Listed entries
# # # # #
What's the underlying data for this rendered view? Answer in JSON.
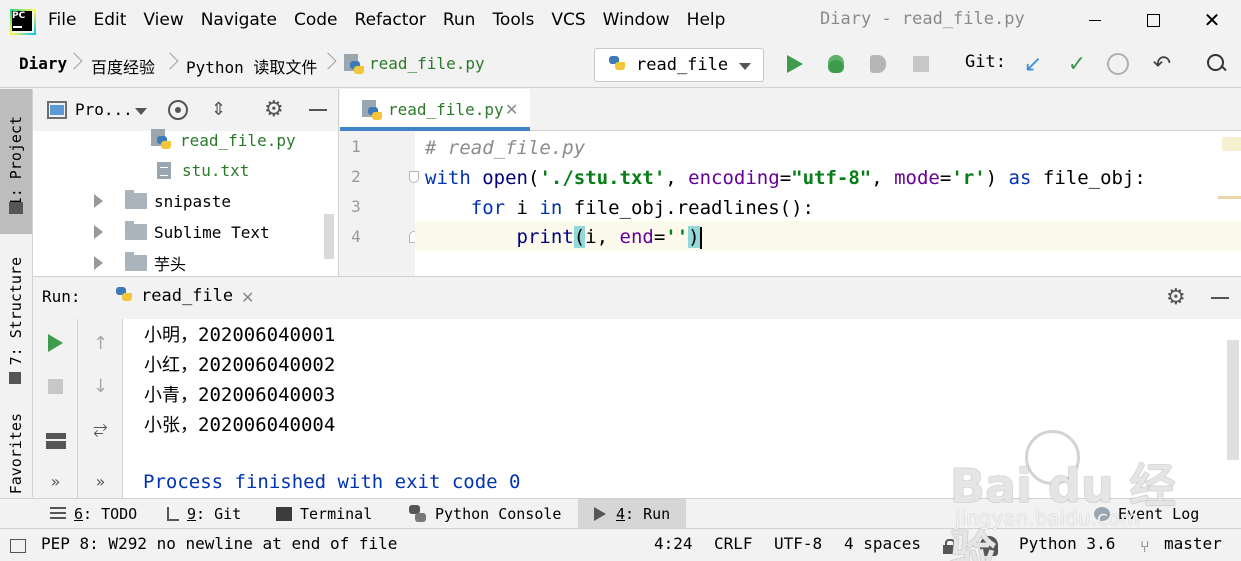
{
  "app": {
    "window_title": "Diary - read_file.py",
    "logo_text": "PC"
  },
  "menu": [
    "File",
    "Edit",
    "View",
    "Navigate",
    "Code",
    "Refactor",
    "Run",
    "Tools",
    "VCS",
    "Window",
    "Help"
  ],
  "window_controls": {
    "close": "✕"
  },
  "breadcrumbs": [
    "Diary",
    "百度经验",
    "Python 读取文件",
    "read_file.py"
  ],
  "toolbar": {
    "run_config": "read_file",
    "git_label": "Git:",
    "icons": [
      "run-icon",
      "debug-icon",
      "coverage-icon",
      "stop-icon",
      "git-update-icon",
      "git-commit-icon",
      "git-history-icon",
      "git-rollback-icon",
      "search-icon"
    ],
    "glyphs": {
      "update": "↙",
      "commit": "✓",
      "rollback": "↶"
    }
  },
  "left_strip": {
    "project": "1: Project",
    "structure": "7: Structure",
    "favorites": "Favorites"
  },
  "project_panel": {
    "title": "Pro...",
    "glyphs": {
      "collapse": "⇕",
      "settings": "⚙"
    },
    "tree": [
      {
        "label": "read_file.py",
        "type": "py"
      },
      {
        "label": "stu.txt",
        "type": "txt"
      },
      {
        "label": "snipaste",
        "type": "folder"
      },
      {
        "label": "Sublime Text",
        "type": "folder"
      },
      {
        "label": "芋头",
        "type": "folder"
      }
    ]
  },
  "editor": {
    "tab": "read_file.py",
    "tab_close": "✕",
    "line_numbers": [
      "1",
      "2",
      "3",
      "4"
    ],
    "code": {
      "l1_comment": "# read_file.py",
      "l2": {
        "kw_with": "with",
        "fn_open": "open",
        "p1": "(",
        "s_path": "'./stu.txt'",
        "comma1": ", ",
        "param_enc": "encoding",
        "eq1": "=",
        "s_enc": "\"utf-8\"",
        "comma2": ", ",
        "param_mode": "mode",
        "eq2": "=",
        "s_mode": "'r'",
        "p2": ") ",
        "kw_as": "as",
        "rest": " file_obj:"
      },
      "l3": {
        "indent": "    ",
        "kw_for": "for",
        "sp1": " i ",
        "kw_in": "in",
        "rest": " file_obj.readlines():"
      },
      "l4": {
        "indent": "        ",
        "fn_print": "print",
        "p1": "(",
        "mid": "i, ",
        "param_end": "end",
        "eq": "=",
        "s_empty": "''",
        "p2": ")"
      }
    }
  },
  "run_panel": {
    "label": "Run:",
    "tab": "read_file",
    "tab_close": "✕",
    "settings_glyph": "⚙",
    "toolbar_glyphs": {
      "up": "↑",
      "down": "↓",
      "wrap": "⥂",
      "more": "»"
    },
    "output": [
      {
        "name": "小明",
        "sep": "，",
        "id": "202006040001"
      },
      {
        "name": "小红",
        "sep": "，",
        "id": "202006040002"
      },
      {
        "name": "小青",
        "sep": "，",
        "id": "202006040003"
      },
      {
        "name": "小张",
        "sep": "，",
        "id": "202006040004"
      }
    ],
    "process_message": "Process finished with exit code 0"
  },
  "bottom_tabs": [
    {
      "key": "6",
      "label": ": TODO"
    },
    {
      "key": "9",
      "label": ": Git"
    },
    {
      "key": "",
      "label": "Terminal"
    },
    {
      "key": "",
      "label": "Python Console"
    },
    {
      "key": "4",
      "label": ": Run"
    },
    {
      "key": "",
      "label": "Event Log"
    }
  ],
  "status_bar": {
    "message": "PEP 8: W292 no newline at end of file",
    "position": "4:24",
    "line_separator": "CRLF",
    "encoding": "UTF-8",
    "indent": "4 spaces",
    "interpreter": "Python 3.6",
    "branch_glyph": "⑂",
    "branch": "master"
  },
  "watermark": {
    "logo": "Bai du 经验",
    "url": "jingyan.baidu.com"
  }
}
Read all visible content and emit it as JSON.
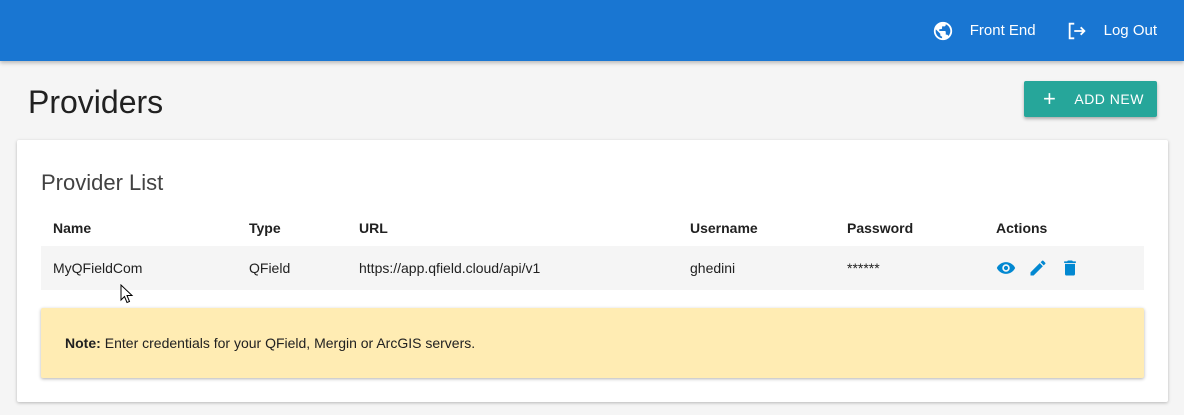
{
  "header": {
    "front_end_label": "Front End",
    "log_out_label": "Log Out",
    "front_end_icon": "globe-icon",
    "log_out_icon": "logout-icon",
    "bar_color": "#1976d2"
  },
  "page": {
    "title": "Providers",
    "add_button_label": "ADD NEW",
    "add_button_icon": "plus-icon",
    "add_button_color": "#26a69a"
  },
  "card": {
    "title": "Provider List",
    "columns": [
      "Name",
      "Type",
      "URL",
      "Username",
      "Password",
      "Actions"
    ],
    "rows": [
      {
        "name": "MyQFieldCom",
        "type": "QField",
        "url": "https://app.qfield.cloud/api/v1",
        "username": "ghedini",
        "password": "******",
        "actions": [
          "eye-icon",
          "pencil-icon",
          "trash-icon"
        ]
      }
    ],
    "action_color": "#0288d1"
  },
  "note": {
    "label": "Note:",
    "text": "Enter credentials for your QField, Mergin or ArcGIS servers.",
    "color": "#ffecb3"
  }
}
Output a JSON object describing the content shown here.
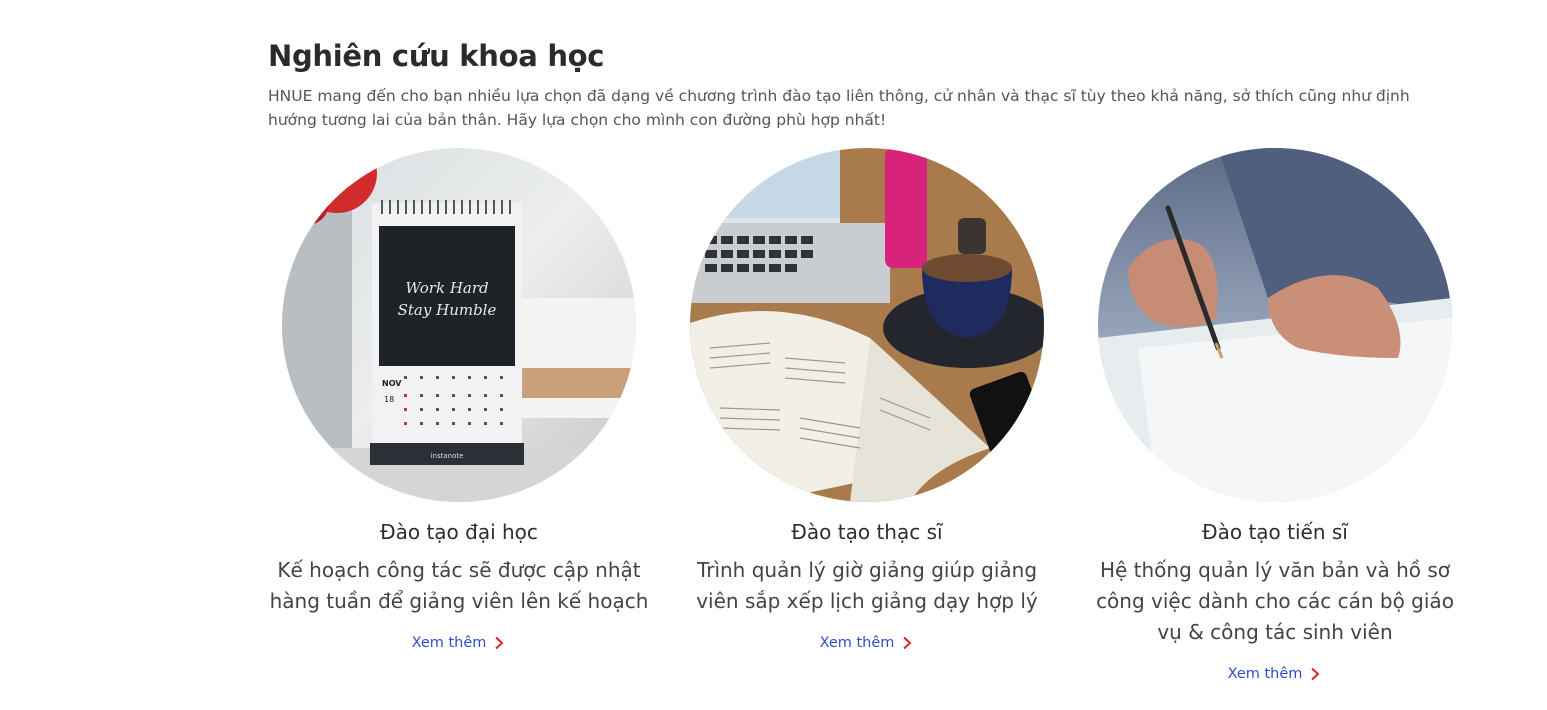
{
  "section": {
    "title": "Nghiên cứu khoa học",
    "description": "HNUE mang đến cho bạn nhiều lựa chọn đã dạng về chương trình đào tạo liên thông, cử nhân và thạc sĩ tùy theo khả năng, sở thích cũng như định hướng tương lai của bản thân. Hãy lựa chọn cho mình con đường phù hợp nhất!"
  },
  "cards": [
    {
      "title": "Đào tạo đại học",
      "text": "Kế hoạch công tác sẽ được cập nhật hàng tuần để giảng viên lên kế hoạch",
      "link": "Xem thêm",
      "image": {
        "calendar_line1": "Work Hard",
        "calendar_line2": "Stay Humble",
        "calendar_month": "NOV",
        "calendar_day": "18",
        "calendar_brand": "instanote"
      }
    },
    {
      "title": "Đào tạo thạc sĩ",
      "text": "Trình quản lý giờ giảng giúp giảng viên sắp xếp lịch giảng dạy hợp lý",
      "link": "Xem thêm"
    },
    {
      "title": "Đào tạo tiến sĩ",
      "text": "Hệ thống quản lý văn bản và hồ sơ công việc dành cho các cán bộ giáo vụ & công tác sinh viên",
      "link": "Xem thêm"
    }
  ],
  "colors": {
    "link": "#2f4fc7",
    "chevron": "#d9262b",
    "title": "#2b2b2b"
  },
  "icons": {
    "chevron": "chevron-right-icon"
  }
}
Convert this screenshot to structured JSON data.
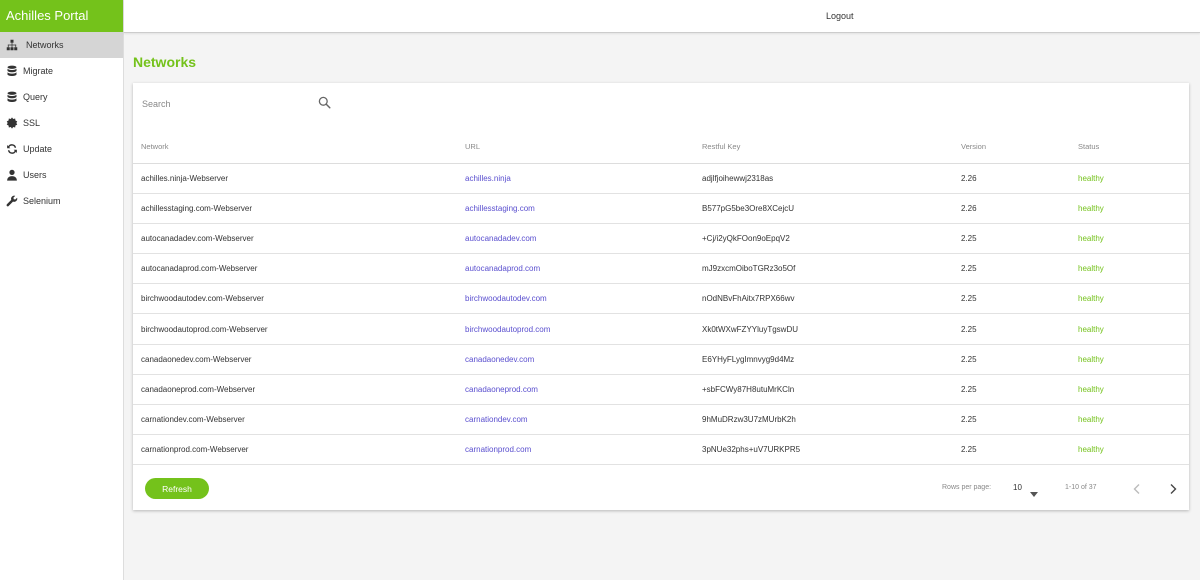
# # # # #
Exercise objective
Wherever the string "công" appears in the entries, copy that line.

Written answer
      "text": "Kế hoạch công tác sẽ được cập nhật hàng tuần để giảng viên lên kế hoạch",
      "text": "Hệ thống quản lý văn bản và hồ sơ công việc dành cho các cán bộ giáo vụ & công tác sinh viên",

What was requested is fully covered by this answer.